# Problem to solve
All records below are to be set down exactly, each character intact.

++++

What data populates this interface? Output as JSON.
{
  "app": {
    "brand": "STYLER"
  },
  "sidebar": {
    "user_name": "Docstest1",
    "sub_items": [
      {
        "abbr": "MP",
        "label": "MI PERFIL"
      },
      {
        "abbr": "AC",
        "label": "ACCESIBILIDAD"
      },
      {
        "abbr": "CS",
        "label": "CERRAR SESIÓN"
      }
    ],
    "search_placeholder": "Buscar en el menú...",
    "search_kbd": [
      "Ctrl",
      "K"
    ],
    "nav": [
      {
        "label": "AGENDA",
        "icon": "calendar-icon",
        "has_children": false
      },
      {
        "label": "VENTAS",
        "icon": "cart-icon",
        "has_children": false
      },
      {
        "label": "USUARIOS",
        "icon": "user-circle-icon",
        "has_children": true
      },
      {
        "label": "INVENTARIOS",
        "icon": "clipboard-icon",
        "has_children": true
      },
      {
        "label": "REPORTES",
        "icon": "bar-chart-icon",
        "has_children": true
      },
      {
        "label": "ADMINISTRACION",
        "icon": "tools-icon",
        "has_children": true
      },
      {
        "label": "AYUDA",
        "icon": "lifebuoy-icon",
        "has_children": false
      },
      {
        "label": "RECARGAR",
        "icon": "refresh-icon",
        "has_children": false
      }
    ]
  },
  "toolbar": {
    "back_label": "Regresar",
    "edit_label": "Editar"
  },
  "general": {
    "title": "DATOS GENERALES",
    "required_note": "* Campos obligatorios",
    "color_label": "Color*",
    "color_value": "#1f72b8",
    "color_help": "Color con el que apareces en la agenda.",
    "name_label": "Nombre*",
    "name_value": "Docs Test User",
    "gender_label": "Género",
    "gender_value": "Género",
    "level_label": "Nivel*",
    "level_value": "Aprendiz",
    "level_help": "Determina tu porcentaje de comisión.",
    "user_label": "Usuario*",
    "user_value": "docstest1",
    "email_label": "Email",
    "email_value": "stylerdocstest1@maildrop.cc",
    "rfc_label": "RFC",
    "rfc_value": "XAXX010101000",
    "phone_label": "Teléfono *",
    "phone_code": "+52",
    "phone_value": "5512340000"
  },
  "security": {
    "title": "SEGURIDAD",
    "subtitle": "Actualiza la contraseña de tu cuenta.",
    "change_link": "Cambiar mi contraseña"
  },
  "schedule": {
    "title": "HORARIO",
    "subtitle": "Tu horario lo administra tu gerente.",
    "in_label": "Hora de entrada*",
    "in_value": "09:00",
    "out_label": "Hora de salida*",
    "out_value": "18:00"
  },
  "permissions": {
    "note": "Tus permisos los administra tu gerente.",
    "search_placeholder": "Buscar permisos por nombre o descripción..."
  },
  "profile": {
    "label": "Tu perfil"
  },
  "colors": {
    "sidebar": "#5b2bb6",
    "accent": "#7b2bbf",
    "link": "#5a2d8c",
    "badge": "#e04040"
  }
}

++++

# Output for this exercise
What data populates this interface? Output as JSON.
{
  "app": {
    "brand": "STYLER"
  },
  "sidebar": {
    "user_name": "Docstest1",
    "sub_items": [
      {
        "abbr": "MP",
        "label": "MI PERFIL"
      },
      {
        "abbr": "AC",
        "label": "ACCESIBILIDAD"
      },
      {
        "abbr": "CS",
        "label": "CERRAR SESIÓN"
      }
    ],
    "search_placeholder": "Buscar en el menú...",
    "search_kbd": [
      "Ctrl",
      "K"
    ],
    "nav": [
      {
        "label": "AGENDA",
        "icon": "calendar-icon",
        "has_children": false
      },
      {
        "label": "VENTAS",
        "icon": "cart-icon",
        "has_children": false
      },
      {
        "label": "USUARIOS",
        "icon": "user-circle-icon",
        "has_children": true
      },
      {
        "label": "INVENTARIOS",
        "icon": "clipboard-icon",
        "has_children": true
      },
      {
        "label": "REPORTES",
        "icon": "bar-chart-icon",
        "has_children": true
      },
      {
        "label": "ADMINISTRACION",
        "icon": "tools-icon",
        "has_children": true
      },
      {
        "label": "AYUDA",
        "icon": "lifebuoy-icon",
        "has_children": false
      },
      {
        "label": "RECARGAR",
        "icon": "refresh-icon",
        "has_children": false
      }
    ]
  },
  "toolbar": {
    "back_label": "Regresar",
    "edit_label": "Editar"
  },
  "general": {
    "title": "DATOS GENERALES",
    "required_note": "* Campos obligatorios",
    "color_label": "Color*",
    "color_value": "#1f72b8",
    "color_help": "Color con el que apareces en la agenda.",
    "name_label": "Nombre*",
    "name_value": "Docs Test User",
    "gender_label": "Género",
    "gender_value": "Género",
    "level_label": "Nivel*",
    "level_value": "Aprendiz",
    "level_help": "Determina tu porcentaje de comisión.",
    "user_label": "Usuario*",
    "user_value": "docstest1",
    "email_label": "Email",
    "email_value": "stylerdocstest1@maildrop.cc",
    "rfc_label": "RFC",
    "rfc_value": "XAXX010101000",
    "phone_label": "Teléfono *",
    "phone_code": "+52",
    "phone_value": "5512340000"
  },
  "security": {
    "title": "SEGURIDAD",
    "subtitle": "Actualiza la contraseña de tu cuenta.",
    "change_link": "Cambiar mi contraseña"
  },
  "schedule": {
    "title": "HORARIO",
    "subtitle": "Tu horario lo administra tu gerente.",
    "in_label": "Hora de entrada*",
    "in_value": "09:00",
    "out_label": "Hora de salida*",
    "out_value": "18:00"
  },
  "permissions": {
    "note": "Tus permisos los administra tu gerente.",
    "search_placeholder": "Buscar permisos por nombre o descripción..."
  },
  "profile": {
    "label": "Tu perfil"
  },
  "colors": {
    "sidebar": "#5b2bb6",
    "accent": "#7b2bbf",
    "link": "#5a2d8c",
    "badge": "#e04040"
  }
}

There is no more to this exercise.